I'm more used to AviSynth than FFmpeg so that likely isn't the best solution. I wouldn't be surprised if someone could come up with something that does all that alongside the crossfade operation in one giant -filter_complex command.

Hi Platinum, thanks for the reply. Does your solution solve the problem well? Regardless that is not "efficient" is it effective? I mean is the result exactly what I want? Thanks :)
georgefountain 2 months ago
I've tested it with an mp4 video and an m4a sound effect and it does what you want, if you couple it with the cross fade operation from your current code.
PlatinumBobo 2 months ago
So I should first run my cross-fade code and then run your 3 commands? Thanks
georgefountain 2 months ago
Also what is Avisynth? What have you been able to do with that? I might hire you for additional work. Please tell me more! Transitions?
georgefountain 2 months ago
Yeah, the crossfade would give you a video that would be used in the third command. AviSynth is a frameserver that works with scripts. It allows to programmatically process videos to do all sorts of things. As a matter of fact, the script to do what you want (crossfade with sound effect) is actually really simple. If your server is on Windows, you should consider using AviSynth. FFmpeg can actually take an AviSynth script as input, so it can still take care of the encoding. Sadly, there's no viable alternative for other OSes as far as I know. Edit: There seems to be a Linux port, but I don't know how well it works.
PlatinumBobo 2 months ago
Yes I am working on Windows! How can ffmoeg use Avisynth? Thanks
georgefountain 2 months ago
First you need to install AviSynth. Then it's as simple as executing ffmpeg -i script.avs output.mp4, as long as the script is valid. For reading video into Avisynth, I would recommend using the FFmpegSource plugin so as to avoid messing with codecs. Here's the script that does what you want: https://pastebin.com/ZNN1cpua. You would need to change the paths to the input files and the crossfade duration with PHP before sending the script to ffmpeg.
PlatinumBobo 2 months ago
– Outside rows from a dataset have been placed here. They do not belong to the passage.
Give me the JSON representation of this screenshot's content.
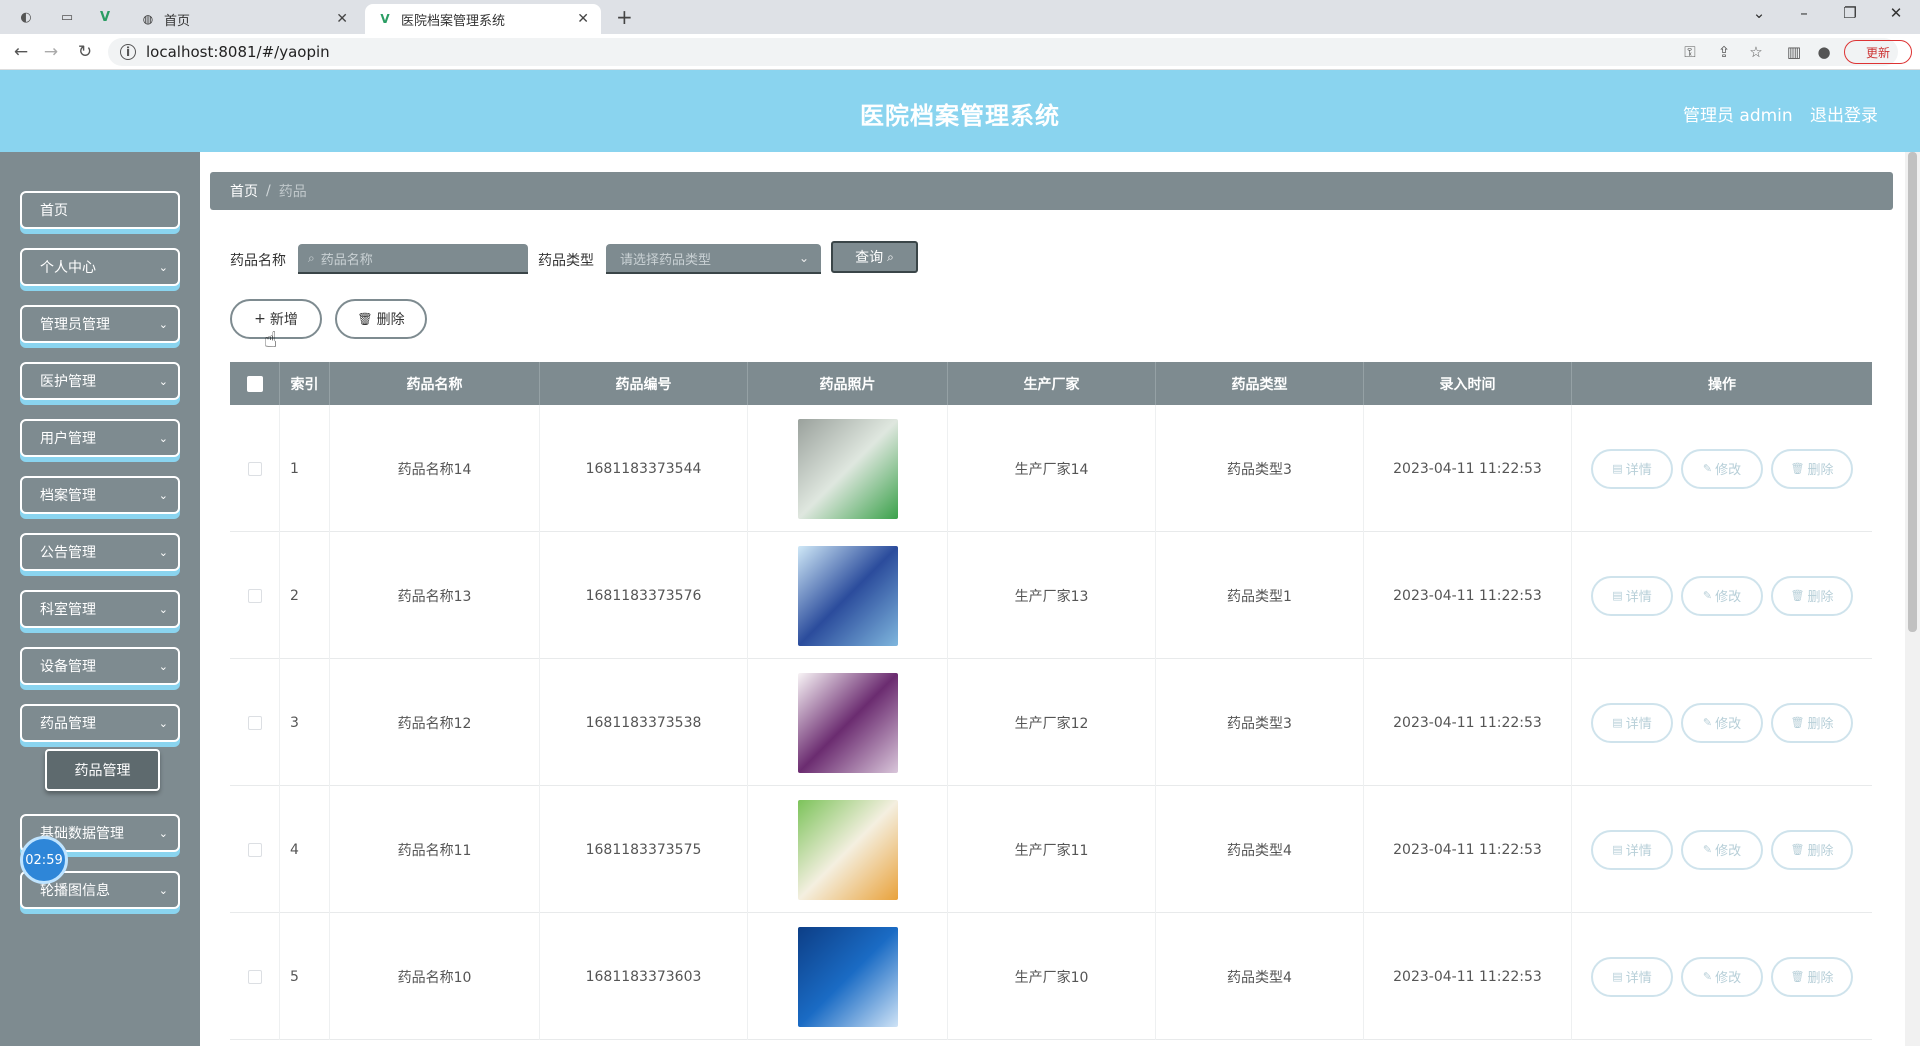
{
  "browser": {
    "tabs": [
      {
        "title": "首页",
        "active": false
      },
      {
        "title": "医院档案管理系统",
        "active": true
      }
    ],
    "url": "localhost:8081/#/yaopin",
    "update_label": "更新"
  },
  "header": {
    "title": "医院档案管理系统",
    "user": "管理员 admin",
    "logout": "退出登录"
  },
  "sidebar": {
    "items": [
      {
        "label": "首页",
        "has_children": false
      },
      {
        "label": "个人中心",
        "has_children": true
      },
      {
        "label": "管理员管理",
        "has_children": true
      },
      {
        "label": "医护管理",
        "has_children": true
      },
      {
        "label": "用户管理",
        "has_children": true
      },
      {
        "label": "档案管理",
        "has_children": true
      },
      {
        "label": "公告管理",
        "has_children": true
      },
      {
        "label": "科室管理",
        "has_children": true
      },
      {
        "label": "设备管理",
        "has_children": true
      },
      {
        "label": "药品管理",
        "has_children": true
      },
      {
        "label": "基础数据管理",
        "has_children": true
      },
      {
        "label": "轮播图信息",
        "has_children": true
      }
    ],
    "active_submenu": "药品管理",
    "clock": "02:59"
  },
  "breadcrumb": {
    "home": "首页",
    "separator": "/",
    "current": "药品"
  },
  "filters": {
    "name_label": "药品名称",
    "name_placeholder": "药品名称",
    "type_label": "药品类型",
    "type_placeholder": "请选择药品类型",
    "query_button": "查询"
  },
  "actions": {
    "add": "新增",
    "delete": "删除"
  },
  "table": {
    "columns": [
      "索引",
      "药品名称",
      "药品编号",
      "药品照片",
      "生产厂家",
      "药品类型",
      "录入时间",
      "操作"
    ],
    "rows": [
      {
        "index": "1",
        "name": "药品名称14",
        "code": "1681183373544",
        "maker": "生产厂家14",
        "type": "药品类型3",
        "time": "2023-04-11 11:22:53",
        "photo_colors": [
          "#9aa19c",
          "#dfe7df",
          "#3aa14a"
        ]
      },
      {
        "index": "2",
        "name": "药品名称13",
        "code": "1681183373576",
        "maker": "生产厂家13",
        "type": "药品类型1",
        "time": "2023-04-11 11:22:53",
        "photo_colors": [
          "#cfe8f7",
          "#2b4c9c",
          "#7fb6dd"
        ]
      },
      {
        "index": "3",
        "name": "药品名称12",
        "code": "1681183373538",
        "maker": "生产厂家12",
        "type": "药品类型3",
        "time": "2023-04-11 11:22:53",
        "photo_colors": [
          "#f8f4f6",
          "#6b2c70",
          "#d9c6da"
        ]
      },
      {
        "index": "4",
        "name": "药品名称11",
        "code": "1681183373575",
        "maker": "生产厂家11",
        "type": "药品类型4",
        "time": "2023-04-11 11:22:53",
        "photo_colors": [
          "#7cc35a",
          "#f4efe0",
          "#e9a23b"
        ]
      },
      {
        "index": "5",
        "name": "药品名称10",
        "code": "1681183373603",
        "maker": "生产厂家10",
        "type": "药品类型4",
        "time": "2023-04-11 11:22:53",
        "photo_colors": [
          "#0d3e86",
          "#1a6bc4",
          "#cfe3f6"
        ]
      }
    ],
    "row_actions": {
      "detail": "详情",
      "edit": "修改",
      "delete": "删除"
    }
  }
}
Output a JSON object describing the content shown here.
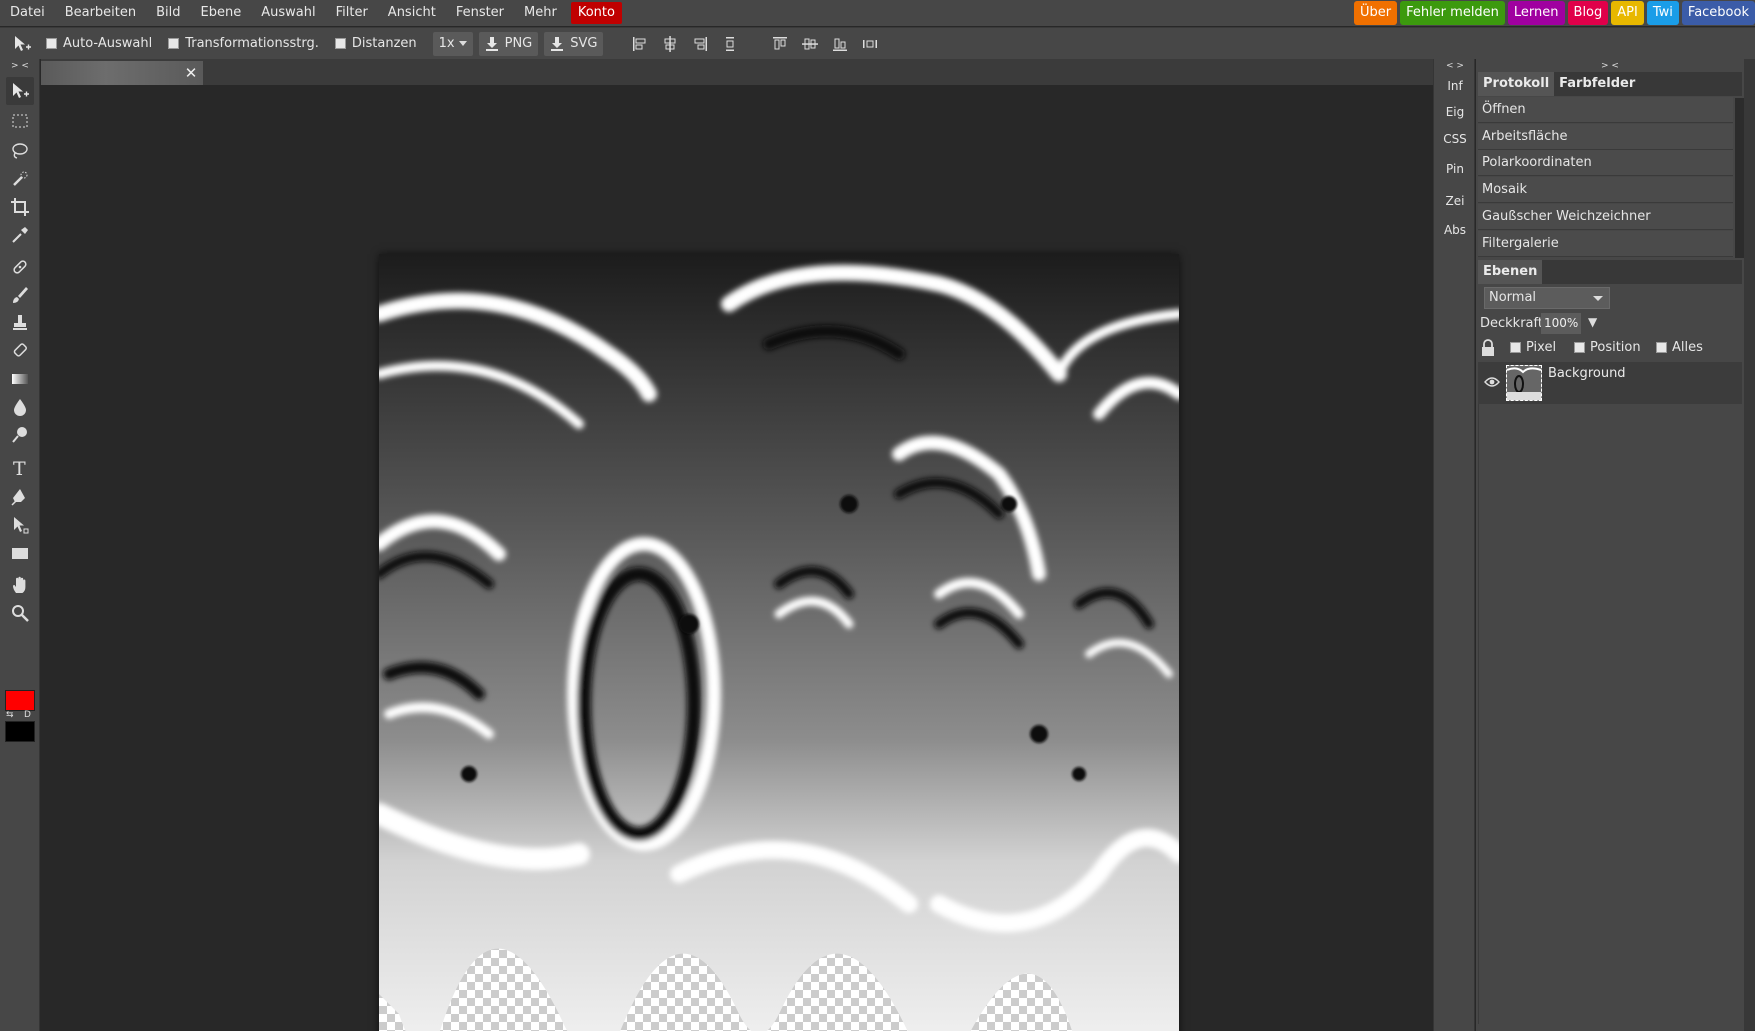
{
  "menu": [
    "Datei",
    "Bearbeiten",
    "Bild",
    "Ebene",
    "Auswahl",
    "Filter",
    "Ansicht",
    "Fenster",
    "Mehr"
  ],
  "account_label": "Konto",
  "ext_links": [
    {
      "label": "Über",
      "color": "#f07000"
    },
    {
      "label": "Fehler melden",
      "color": "#3c9a0e"
    },
    {
      "label": "Lernen",
      "color": "#a000a0"
    },
    {
      "label": "Blog",
      "color": "#e0004a"
    },
    {
      "label": "API",
      "color": "#e8b800"
    },
    {
      "label": "Twi",
      "color": "#1a9de8"
    },
    {
      "label": "Facebook",
      "color": "#3b5ca8"
    }
  ],
  "options": {
    "auto_select": "Auto-Auswahl",
    "transform": "Transformationsstrg.",
    "distances": "Distanzen",
    "scale": "1x",
    "png": "PNG",
    "svg": "SVG"
  },
  "toolbar": {
    "collapse": "> <",
    "swap": "⇆",
    "default": "D",
    "fg_color": "#ff0000",
    "bg_color": "#000000"
  },
  "doc_tab": {
    "close": "✕"
  },
  "mid_panel": {
    "collapse": "< >",
    "items": [
      "Inf",
      "Eig",
      "CSS",
      "Pin",
      "Zei",
      "Abs"
    ]
  },
  "right_panel": {
    "collapse": "> <",
    "tabs": [
      "Protokoll",
      "Farbfelder"
    ],
    "history": [
      "Öffnen",
      "Arbeitsfläche",
      "Polarkoordinaten",
      "Mosaik",
      "Gaußscher Weichzeichner",
      "Filtergalerie"
    ],
    "layers_tab": "Ebenen",
    "blend_mode": "Normal",
    "opacity_label": "Deckkraft:",
    "opacity_value": "100%",
    "lock_options": [
      "Pixel",
      "Position",
      "Alles"
    ],
    "layer_name": "Background"
  }
}
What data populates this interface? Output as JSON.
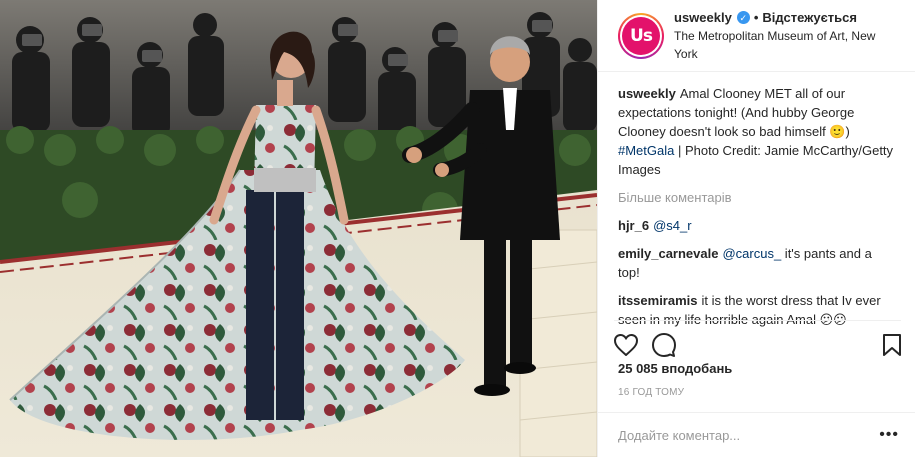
{
  "post": {
    "image_alt": "Amal Clooney and George Clooney on the red carpet",
    "account": {
      "username": "usweekly",
      "avatar_text": "Us",
      "verified_icon": "verified-badge-icon",
      "separator": "•",
      "follow_label": "Відстежується",
      "location": "The Metropolitan Museum of Art, New York"
    },
    "caption": {
      "username": "usweekly",
      "text_1": "Amal Clooney MET all of our expectations tonight! (And hubby George Clooney doesn't look so bad himself ",
      "emoji": "🙂",
      "text_2": ") ",
      "hashtag": "#MetGala",
      "text_3": " | Photo Credit: Jamie McCarthy/Getty Images"
    },
    "more_comments_label": "Більше коментарів",
    "comments": [
      {
        "username": "hjr_6",
        "mention": "@s4_r",
        "text": ""
      },
      {
        "username": "emily_carnevale",
        "mention": "@carcus_",
        "text": " it's pants and a top!"
      },
      {
        "username": "itssemiramis",
        "mention": "",
        "text": "it is the worst dress that Iv ever seen in my life horrible again Amal 😕😕"
      }
    ],
    "likes": "25 085 вподобань",
    "timestamp": "16 ГОД ТОМУ",
    "add_comment_placeholder": "Додайте коментар...",
    "more_options": "•••",
    "icons": [
      "heart-icon",
      "comment-icon",
      "bookmark-icon"
    ]
  }
}
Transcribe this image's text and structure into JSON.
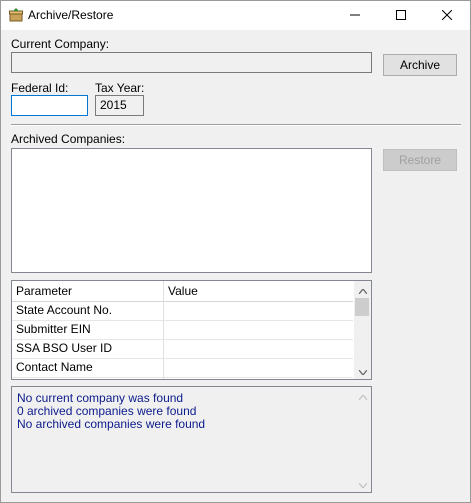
{
  "window": {
    "title": "Archive/Restore",
    "icon": "archive-box-icon",
    "controls": [
      "minimize-icon",
      "maximize-icon",
      "close-icon"
    ]
  },
  "form": {
    "current_company_label": "Current Company:",
    "current_company_value": "",
    "archive_button": "Archive",
    "federal_id_label": "Federal Id:",
    "federal_id_value": "",
    "tax_year_label": "Tax Year:",
    "tax_year_value": "2015",
    "archived_companies_label": "Archived Companies:",
    "restore_button": "Restore"
  },
  "grid": {
    "columns": [
      "Parameter",
      "Value"
    ],
    "rows": [
      {
        "parameter": "State Account No.",
        "value": ""
      },
      {
        "parameter": "Submitter EIN",
        "value": ""
      },
      {
        "parameter": "SSA BSO User ID",
        "value": ""
      },
      {
        "parameter": "Contact Name",
        "value": ""
      }
    ]
  },
  "log": {
    "lines": [
      "No current company was found",
      "0 archived companies were found",
      "No archived companies were found"
    ]
  },
  "colors": {
    "log_text": "#0c1b8c",
    "focus_border": "#0078d7"
  }
}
Amazing! Thanks so much :). I also see that you are working on my other bounty "AI investigation". Let me know if you have any questions. Thanks so much for your help!
georgefountain 1 month ago